The gulp happens when the baby's stomach becomes too full, which causes the valve that closes the passage to the stomach to open easily, which causes the baby to regurgitate milk. In addition, sluggishness can also happen due to excess air in the baby's stomach, which happens in babies who swallow a lot of air during a feed. In this case, the air will occupy a large volume in the stomach, eventually pushing the milk upwards, thus causing a small vomiting.
Learn more about baby's stomach size each month.
How to avoid the Slug
To prevent the baby from spitting, it is important to prevent the baby from swallowing too much air during a feed or from ingesting large amounts of milk, so that his stomach does not become too full.
Furthermore, other precautions to be taken to avoid slugging include burping the baby after eating and ensuring that you only lie down after 30 minutes, and making sudden movements after feeding is not recommended. Learn more at Tips to reduce baby spitting.
When the gulf can be a problem
To be normal, the baby's gulf must have a whitish color, and there may also be traces of blood, which indicate that the mother's nipples may be cracked, for example.
However, in certain situations the baby's gulf may not be normal, and it is recommended to consult the pediatrician when the baby:
- Difficulty gaining weight or losing weight;
- Does not want to eat;
- Is constantly irritable or has intense crying, especially after snorting;
- Has excessive hiccups or excessive saliva production;
- Has difficulty breathing after the gulf;
- Has a greenish gulf;
- Feels uncomfortable or restless during feeding.
When the gulf has some of these characteristics, it may indicate that the baby has reflux problems or bowel obstruction, for example, and in these situations it is important to consult the pediatrician or go to the hospital as soon as possible, so that the cause of the problem can be identified and treated appropriately. One of the problems with regurgitation is that it increases the risk of respiratory arrest or pneumonia, as the contents of the stomach can pass into the baby's lungs.

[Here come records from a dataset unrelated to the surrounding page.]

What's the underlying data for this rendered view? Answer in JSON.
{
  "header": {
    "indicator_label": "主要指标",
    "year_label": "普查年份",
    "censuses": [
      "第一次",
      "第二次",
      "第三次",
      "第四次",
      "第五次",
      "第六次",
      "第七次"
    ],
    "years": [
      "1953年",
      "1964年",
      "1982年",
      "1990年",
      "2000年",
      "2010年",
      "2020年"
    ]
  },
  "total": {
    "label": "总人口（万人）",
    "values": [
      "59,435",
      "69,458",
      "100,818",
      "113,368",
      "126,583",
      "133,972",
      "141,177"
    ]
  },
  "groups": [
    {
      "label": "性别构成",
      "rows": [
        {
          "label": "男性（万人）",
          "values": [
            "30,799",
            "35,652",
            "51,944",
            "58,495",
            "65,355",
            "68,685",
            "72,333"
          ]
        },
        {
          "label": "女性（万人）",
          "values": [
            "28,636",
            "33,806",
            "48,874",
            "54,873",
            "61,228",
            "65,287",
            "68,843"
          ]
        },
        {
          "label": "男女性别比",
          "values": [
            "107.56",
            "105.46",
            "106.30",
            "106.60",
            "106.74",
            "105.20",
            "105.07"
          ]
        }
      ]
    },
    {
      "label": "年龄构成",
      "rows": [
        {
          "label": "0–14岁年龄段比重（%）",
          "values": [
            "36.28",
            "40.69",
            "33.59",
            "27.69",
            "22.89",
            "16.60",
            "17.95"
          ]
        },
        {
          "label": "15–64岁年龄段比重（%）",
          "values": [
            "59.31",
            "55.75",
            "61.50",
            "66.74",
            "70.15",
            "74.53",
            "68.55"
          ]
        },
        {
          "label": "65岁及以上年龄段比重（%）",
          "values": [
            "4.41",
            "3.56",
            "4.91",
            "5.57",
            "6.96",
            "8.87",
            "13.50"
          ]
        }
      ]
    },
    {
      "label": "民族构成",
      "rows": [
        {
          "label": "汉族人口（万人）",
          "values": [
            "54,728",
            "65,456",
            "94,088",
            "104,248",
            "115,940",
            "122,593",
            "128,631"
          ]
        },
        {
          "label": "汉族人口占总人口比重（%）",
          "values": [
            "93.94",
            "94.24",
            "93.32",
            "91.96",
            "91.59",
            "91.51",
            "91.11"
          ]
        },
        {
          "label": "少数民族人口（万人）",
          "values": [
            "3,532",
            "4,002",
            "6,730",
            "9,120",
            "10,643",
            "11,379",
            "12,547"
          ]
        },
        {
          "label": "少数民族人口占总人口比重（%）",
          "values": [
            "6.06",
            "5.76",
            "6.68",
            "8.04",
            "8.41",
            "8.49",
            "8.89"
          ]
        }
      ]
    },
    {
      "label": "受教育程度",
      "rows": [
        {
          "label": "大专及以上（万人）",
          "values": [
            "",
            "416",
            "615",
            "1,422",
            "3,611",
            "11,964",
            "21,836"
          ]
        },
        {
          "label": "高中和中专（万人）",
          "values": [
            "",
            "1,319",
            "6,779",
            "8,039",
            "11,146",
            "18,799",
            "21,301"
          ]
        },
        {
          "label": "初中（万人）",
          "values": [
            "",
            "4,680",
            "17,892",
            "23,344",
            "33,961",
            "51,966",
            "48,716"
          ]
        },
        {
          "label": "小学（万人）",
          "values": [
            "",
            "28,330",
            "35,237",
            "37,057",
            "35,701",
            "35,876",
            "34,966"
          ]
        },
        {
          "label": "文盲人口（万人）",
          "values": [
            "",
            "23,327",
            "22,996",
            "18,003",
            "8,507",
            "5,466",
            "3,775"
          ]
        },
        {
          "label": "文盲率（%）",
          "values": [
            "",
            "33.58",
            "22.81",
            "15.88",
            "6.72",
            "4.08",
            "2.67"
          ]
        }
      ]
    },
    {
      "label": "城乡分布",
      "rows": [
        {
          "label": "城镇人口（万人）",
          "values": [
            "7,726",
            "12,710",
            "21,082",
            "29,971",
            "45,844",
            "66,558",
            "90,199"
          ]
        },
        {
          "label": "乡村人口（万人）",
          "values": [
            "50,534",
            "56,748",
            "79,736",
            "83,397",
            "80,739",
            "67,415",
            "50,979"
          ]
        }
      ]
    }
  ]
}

Between 8 months and 1 year of age, the baby's frequent snorts are no longer normal, since the baby can already adopt an upright posture and the foods he eats are already solid or pasty, being more difficult to regurgitate because they are thicker.